To show how slowly some of the dangers were addressed, consider buying shoes in the 1950s. When I got new shoes both the salesperson and my parents wanted to be sure that the shoe fit correctly. I, of course, just wanted them to look cool. So, the shoe store had x-ray machines. I would stand on a platform with my feet in this machine. X-rays were directed up from below my feet. There were viewing places with fluorescent material for me, my mother, and the salesperson. We could see how well the shoes fit. Even better, I could wiggle my toes and watch the bones move. So, I had “motivation” to stay in the machine longer than necessary. This “innovation” did not last long, but it did expose us to unnecessary radiation. Maybe that explains why the 1960s were so weird.
So, What Causes X-rays?
Roentgen’s scientific contribution was quickly recognized. The first Nobel prizes were awarded in 1901. The first physics prize went to Wilhelm C. Roentgen “in recognition of the extraordinary services he has rendered by the discovery of the remarkable rays subsequently named after him.” (Roentgen called his discovery x-rays. But in many parts of the world, x-rays are called Roentgen Rays.)
Explanations for what x-rays were and how they were produced took further research. Earlier in the 19th century, James Clerk Maxwell had shown that whenever an electrically charged particle was accelerated, it emitted or absorbed electromagnetic radiation. (For a physicist, acceleration means increasing or decreasing speed or changing direction. The change in direction will haunt us in a few blogs.) To create the x-rays, Roentgen had directed the cathode rays (electrons) into pieces of metal. As the electrically charged electrons slammed into the metal, they slowed and thus lost energy. This energy was emitted as x-rays.

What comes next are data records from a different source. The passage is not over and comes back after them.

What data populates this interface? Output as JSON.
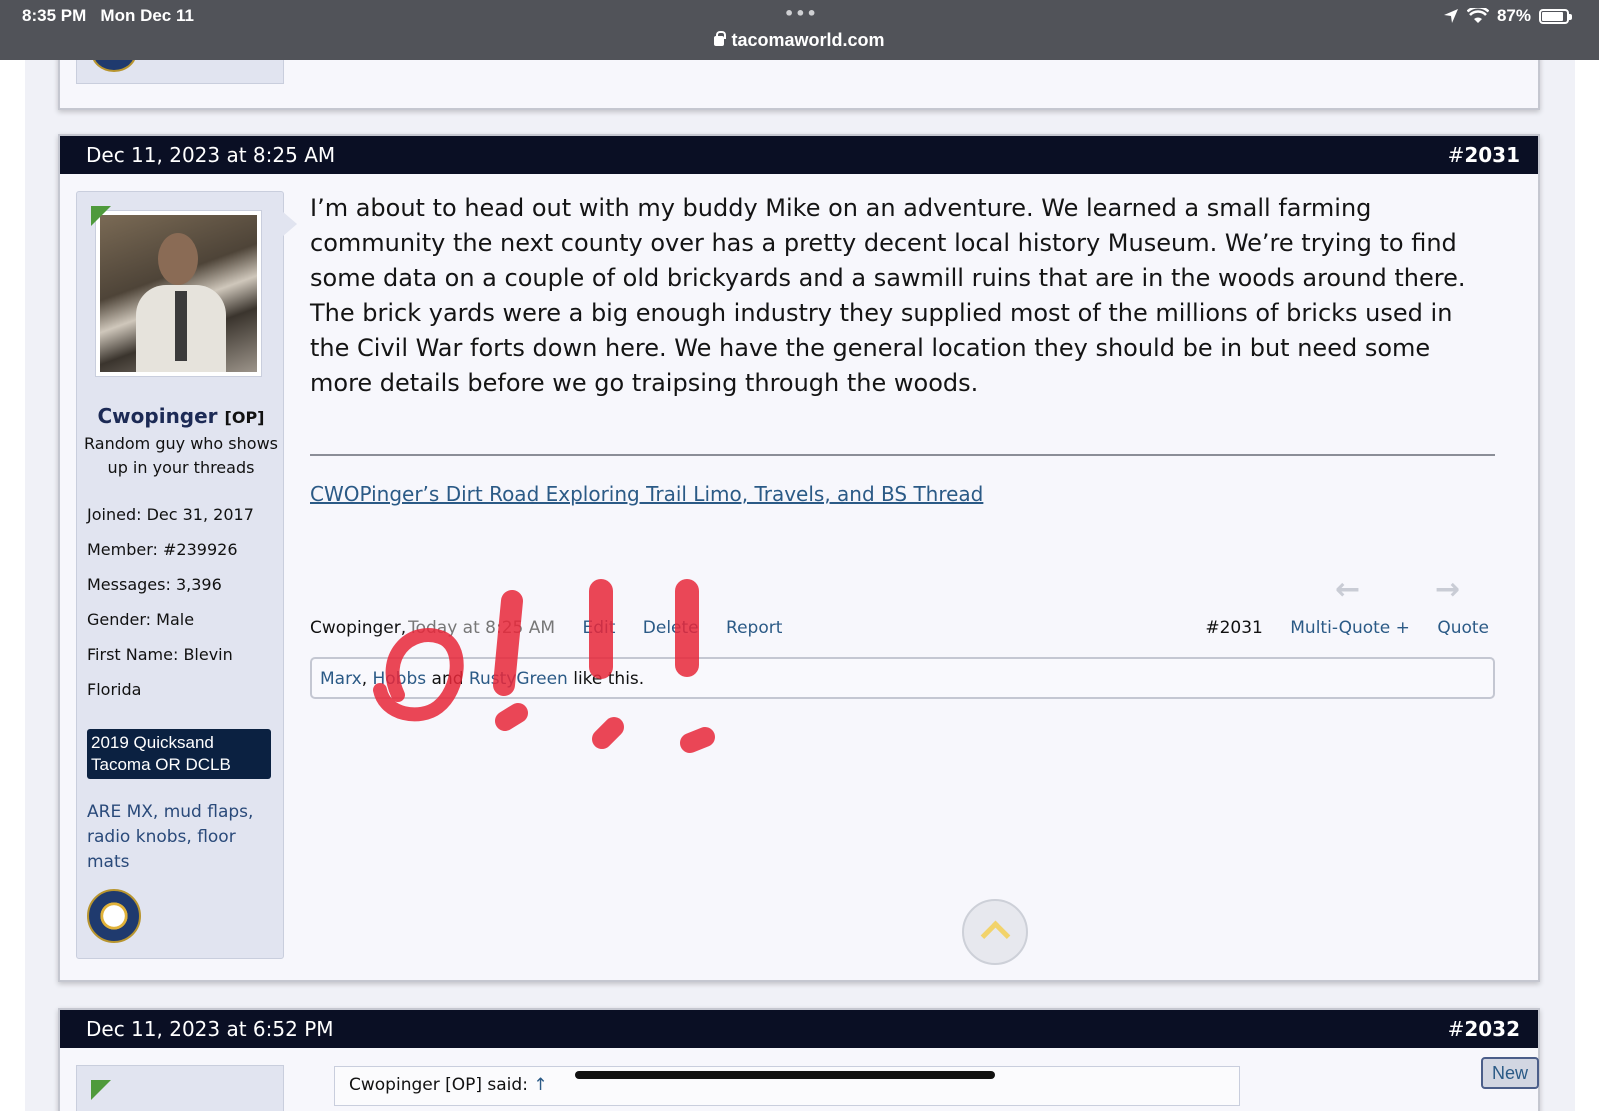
{
  "status_bar": {
    "time": "8:35 PM",
    "date": "Mon Dec 11",
    "url": "tacomaworld.com",
    "battery": "87%"
  },
  "posts": [
    {
      "date": "Dec 11, 2023 at 8:25 AM",
      "number_prefix": "#",
      "number": "2031",
      "author": {
        "name": "Cwopinger",
        "badge": "[OP]",
        "title": "Random guy who shows up in your threads",
        "facts": [
          "Joined: Dec 31, 2017",
          "Member: #239926",
          "Messages: 3,396",
          "Gender: Male",
          "First Name: Blevin",
          "Florida"
        ],
        "vehicle": "2019 Quicksand Tacoma OR DCLB",
        "mods": "ARE MX, mud flaps, radio knobs, floor mats"
      },
      "message": "I’m about to head out with my buddy Mike on an adventure. We learned a small farming community the next county over has a pretty decent local history Museum. We’re trying to find some data on a couple of old brickyards and a sawmill ruins that are in the woods around there. The brick yards were a big enough industry they supplied most of the millions of bricks used in the Civil War forts down here. We have the general location they should be in but need some more details before we go traipsing through the woods.",
      "signature_link": "CWOPinger’s Dirt Road Exploring Trail Limo, Travels, and BS Thread",
      "meta": {
        "author": "Cwopinger,",
        "time": "Today at 8:25 AM",
        "edit": "Edit",
        "delete": "Delete",
        "report": "Report",
        "post_ref": "#2031",
        "multi_quote": "Multi-Quote +",
        "quote": "Quote"
      },
      "likes": {
        "user1": "Marx",
        "sep1": ", ",
        "user2": "Hobbs",
        "and": " and ",
        "user3": "RustyGreen",
        "suffix": " like this."
      },
      "annotation": "O!!!"
    },
    {
      "date": "Dec 11, 2023 at 6:52 PM",
      "number_prefix": "#",
      "number": "2032",
      "quote_header": "Cwopinger [OP] said:",
      "quote_arrow": "↑"
    }
  ],
  "new_button": "New",
  "icons": {
    "prev": "arrow-left-icon",
    "next": "arrow-right-icon",
    "scroll_top": "chevron-up-icon"
  },
  "colors": {
    "header_bg": "#0a0f24",
    "link": "#2b5a86",
    "vehicle_bg": "#0b2141",
    "ink": "#e8283a"
  }
}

Further research also showed that x-rays had the properties of light. They were much shorter wavelength and higher frequency than visible light. Maxwell had also concluded the light was a form of electromagnetic radiation. So the overall conclusion was that x-rays were the same physical phenomenon as visible light and radio waves. They were much higher energy and thus could pass through some materials that other forms of electromagnetic radiation could not.

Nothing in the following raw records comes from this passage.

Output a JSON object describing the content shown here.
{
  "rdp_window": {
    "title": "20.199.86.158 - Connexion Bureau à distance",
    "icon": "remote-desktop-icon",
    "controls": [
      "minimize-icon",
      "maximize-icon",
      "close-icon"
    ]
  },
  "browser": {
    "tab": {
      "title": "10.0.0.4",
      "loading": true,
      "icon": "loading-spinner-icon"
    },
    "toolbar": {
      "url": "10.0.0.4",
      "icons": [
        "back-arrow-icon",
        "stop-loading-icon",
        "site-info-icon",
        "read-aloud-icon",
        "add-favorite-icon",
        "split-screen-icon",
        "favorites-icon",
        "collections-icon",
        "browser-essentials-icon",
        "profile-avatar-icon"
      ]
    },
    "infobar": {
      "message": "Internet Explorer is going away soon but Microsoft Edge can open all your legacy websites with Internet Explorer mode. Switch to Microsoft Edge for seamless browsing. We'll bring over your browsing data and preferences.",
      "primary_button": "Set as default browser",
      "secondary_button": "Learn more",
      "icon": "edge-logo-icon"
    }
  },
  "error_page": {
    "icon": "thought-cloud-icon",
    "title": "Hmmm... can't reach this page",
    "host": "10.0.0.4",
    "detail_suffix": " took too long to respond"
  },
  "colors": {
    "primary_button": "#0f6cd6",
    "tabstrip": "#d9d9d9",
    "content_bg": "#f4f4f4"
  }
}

Of course, the overall effect of x-rays on society has been much more positive than negative. And eventually they could be explained by models of the atom. In the meantime, other discoveries of the late 19th century were adding to the mystery of the structure of matter. We will look at a really big one – radioactivity – next time.
All images are from Wikimedia Commons. They are in the public domain unless otherwise noted.
Dean Zollman is university distinguished professor of physics at Kansas State University where he has been a faculty member for more than 40 years. During his career he has received four major awards — the American Association of Physics Teachers’ Oersted Medal (2014), the National Science Foundation Director’s Award for Distinguished Teacher Scholars (2004), the Carnegie Foundation for the Advancement of Teaching Doctoral University Professor of the Year (1996), and AAPT’s Robert A. Millikan Medal (1995). His present research concentrates on the teaching and learning of physics and on science teacher preparation.